"We usually get two or three prospective buyers from abroad. However, over the week after Trump's speech, more than 10 people contacted us. , Says Larsrak Egged, who owns a real estate agency based in the capital of Greenland.

According to him, most of the advertised properties are sold within a month and find the most attractive buyer in a few days or even hours.

Kenneth Mortensen, a Knock resident, tells The Wall Street Journal that people around the world know little about his homeland, eastern Canada, between the Atlantic Ocean and the Arctic Ocean.

"Most people think we're riding polar bears here and living in a small hut," he says.

However, enthusiasts who want to invest in Greenland real estate must be prepared for some challenges. The first is that the island's land is a collective property and cannot be bought and sold by private entities.

The construction of a house requires permission from the municipality concerned, as the owner only owns the building but not the land under it.

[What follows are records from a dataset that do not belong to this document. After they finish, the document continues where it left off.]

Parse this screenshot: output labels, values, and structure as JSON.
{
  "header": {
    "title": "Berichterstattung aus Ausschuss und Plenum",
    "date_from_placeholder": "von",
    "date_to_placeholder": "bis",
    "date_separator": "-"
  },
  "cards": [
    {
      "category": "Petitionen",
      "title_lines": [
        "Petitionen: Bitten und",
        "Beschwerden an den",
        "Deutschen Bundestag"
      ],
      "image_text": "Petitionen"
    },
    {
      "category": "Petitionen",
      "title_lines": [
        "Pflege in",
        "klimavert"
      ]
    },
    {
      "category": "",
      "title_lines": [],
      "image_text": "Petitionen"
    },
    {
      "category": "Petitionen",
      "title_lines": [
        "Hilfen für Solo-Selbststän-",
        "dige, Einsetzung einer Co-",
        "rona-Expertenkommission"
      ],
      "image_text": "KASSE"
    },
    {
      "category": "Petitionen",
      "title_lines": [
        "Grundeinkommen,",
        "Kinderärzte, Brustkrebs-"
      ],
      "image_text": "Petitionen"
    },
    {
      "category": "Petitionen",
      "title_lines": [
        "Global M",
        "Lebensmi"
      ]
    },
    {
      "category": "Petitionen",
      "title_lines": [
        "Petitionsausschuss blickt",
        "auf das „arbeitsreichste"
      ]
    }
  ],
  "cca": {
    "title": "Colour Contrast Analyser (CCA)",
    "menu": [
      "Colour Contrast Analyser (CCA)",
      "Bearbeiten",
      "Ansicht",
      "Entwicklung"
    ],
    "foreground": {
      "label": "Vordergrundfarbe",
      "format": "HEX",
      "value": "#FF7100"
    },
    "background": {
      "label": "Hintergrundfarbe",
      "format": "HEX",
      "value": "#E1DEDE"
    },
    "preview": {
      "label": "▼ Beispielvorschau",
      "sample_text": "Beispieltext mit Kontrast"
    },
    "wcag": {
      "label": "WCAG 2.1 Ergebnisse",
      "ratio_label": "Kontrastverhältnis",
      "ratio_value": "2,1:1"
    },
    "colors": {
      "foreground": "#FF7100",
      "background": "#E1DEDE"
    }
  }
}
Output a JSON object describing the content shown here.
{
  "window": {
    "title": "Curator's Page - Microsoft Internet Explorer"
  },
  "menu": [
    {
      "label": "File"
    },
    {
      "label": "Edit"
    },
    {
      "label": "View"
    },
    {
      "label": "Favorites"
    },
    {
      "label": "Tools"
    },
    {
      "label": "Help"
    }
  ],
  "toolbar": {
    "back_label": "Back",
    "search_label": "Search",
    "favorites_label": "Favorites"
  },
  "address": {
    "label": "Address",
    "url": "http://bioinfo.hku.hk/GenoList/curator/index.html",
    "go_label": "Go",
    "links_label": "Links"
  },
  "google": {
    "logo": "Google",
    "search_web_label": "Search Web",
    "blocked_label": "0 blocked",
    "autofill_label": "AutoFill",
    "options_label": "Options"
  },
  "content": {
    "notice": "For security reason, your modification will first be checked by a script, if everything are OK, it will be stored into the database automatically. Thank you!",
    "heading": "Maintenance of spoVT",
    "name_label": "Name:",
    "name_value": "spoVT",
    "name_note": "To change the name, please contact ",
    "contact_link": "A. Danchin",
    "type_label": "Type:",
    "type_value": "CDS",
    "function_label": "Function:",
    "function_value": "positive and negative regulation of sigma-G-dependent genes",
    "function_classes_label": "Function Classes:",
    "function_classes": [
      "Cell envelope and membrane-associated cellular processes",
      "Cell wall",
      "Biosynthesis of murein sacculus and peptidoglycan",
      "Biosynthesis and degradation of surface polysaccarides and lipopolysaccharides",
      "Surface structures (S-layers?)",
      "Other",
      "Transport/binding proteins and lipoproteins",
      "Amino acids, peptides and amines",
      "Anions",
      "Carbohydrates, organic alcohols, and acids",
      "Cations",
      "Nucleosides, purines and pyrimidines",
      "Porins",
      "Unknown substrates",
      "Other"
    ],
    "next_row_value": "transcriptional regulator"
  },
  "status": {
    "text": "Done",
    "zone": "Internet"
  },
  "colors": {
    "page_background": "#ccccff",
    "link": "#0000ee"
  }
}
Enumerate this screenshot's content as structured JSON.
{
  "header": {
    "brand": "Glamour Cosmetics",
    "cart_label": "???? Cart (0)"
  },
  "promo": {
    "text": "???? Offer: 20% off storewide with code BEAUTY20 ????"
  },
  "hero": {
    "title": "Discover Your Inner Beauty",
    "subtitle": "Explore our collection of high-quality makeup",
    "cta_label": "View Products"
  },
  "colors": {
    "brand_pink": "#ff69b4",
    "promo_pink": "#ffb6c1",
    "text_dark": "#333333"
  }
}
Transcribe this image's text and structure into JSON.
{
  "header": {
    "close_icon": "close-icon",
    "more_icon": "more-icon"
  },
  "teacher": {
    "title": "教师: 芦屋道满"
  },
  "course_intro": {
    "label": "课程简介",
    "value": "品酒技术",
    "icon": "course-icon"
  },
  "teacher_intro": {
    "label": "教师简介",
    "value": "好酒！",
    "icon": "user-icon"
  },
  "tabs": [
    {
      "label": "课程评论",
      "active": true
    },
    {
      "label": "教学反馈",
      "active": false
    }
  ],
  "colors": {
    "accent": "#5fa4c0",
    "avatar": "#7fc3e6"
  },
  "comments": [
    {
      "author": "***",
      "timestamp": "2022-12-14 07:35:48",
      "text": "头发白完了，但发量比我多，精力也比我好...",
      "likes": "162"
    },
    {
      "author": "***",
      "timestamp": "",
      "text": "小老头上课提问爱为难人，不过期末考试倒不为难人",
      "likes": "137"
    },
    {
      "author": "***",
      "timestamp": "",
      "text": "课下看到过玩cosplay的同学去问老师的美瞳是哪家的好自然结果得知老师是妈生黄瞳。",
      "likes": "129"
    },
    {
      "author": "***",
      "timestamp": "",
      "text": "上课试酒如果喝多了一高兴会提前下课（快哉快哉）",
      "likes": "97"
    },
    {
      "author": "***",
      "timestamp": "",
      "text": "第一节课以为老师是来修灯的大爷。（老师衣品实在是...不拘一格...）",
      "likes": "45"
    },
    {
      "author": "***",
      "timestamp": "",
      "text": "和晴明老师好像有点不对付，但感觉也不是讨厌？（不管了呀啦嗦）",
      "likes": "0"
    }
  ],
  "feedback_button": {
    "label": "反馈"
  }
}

Greenland is the largest island in the world and also the least populated area on the planet. It occupies 2.17 million square kilometers (19 times more than Bulgaria), inhabited by 56,000 people.

Most of them are descendants of the local Inuit. In some parts of Greenland, the sun does not appear for several months in winter and most of the island is covered with ice.

The rocky coastline and inaccessible mountainous terrain make the construction very complex and expensive. For this reason, there are not many roads, and smaller towns and villages (some less than 50 people) are only accessible by plane, water or skiing
There is only one international airport in Greenland, which is located "in the middle of nowhere", and direct flights to the capital Nuuk and the other two major cities Sisimiut and Ilulissat (each with a population of 5,000 people) are not very regular.

Two additional airports are planned to be built in Nuuk and Elissa in the coming years, with locals hoping to boost the country's tourism industry.

Lars Pedersen moved to Greenland in 2011 to work. "Greenland will appeal to you if you like to live in nature. Personally, I am not very adventurous. I like to enjoy the scenery, but from the balcony with a cup of coffee at hand."

Before buying his house, he lived in an apartment provided by the employer. After World War II, many Greenlanders began living in such state-backed housing or local businesses.

This practice has been maintained to this day. In fact, the government is also the largest employer on the island. Other key sectors are fishing and tourism.

In large cities, most people live in multi-story buildings. According to Kenneth Mortensen, living in an apartment is a lot easier because you don't have to remove a lot of snow in the winter. But there are people who prefer single-family homes.

"In the past, there were only a few families who built their houses, but now more people prefer this option," says Danish-born architect Thomas Reyes, who has lived in Greenland for 20 years.

The capital of Nuuk is located on one of the Greenland Peninsula and most of the usable land has already been developed. Land suitable for construction is very difficult.

Since the locals-only own the building and the right to build, the state has the right to reclaim the land. However, this rarely happens, says Reese.

However, the lack of private ownership means that there are no fences between individual properties, and even a small vegetable garden requires a permit from the municipality. More and more people are moving to big cities in search of better education and better jobs, which also leads to higher property prices.

In small cities, the picture is quite different. Some have abandoned homes that no one wants to buy. Many do not have water, sanitation or even electricity.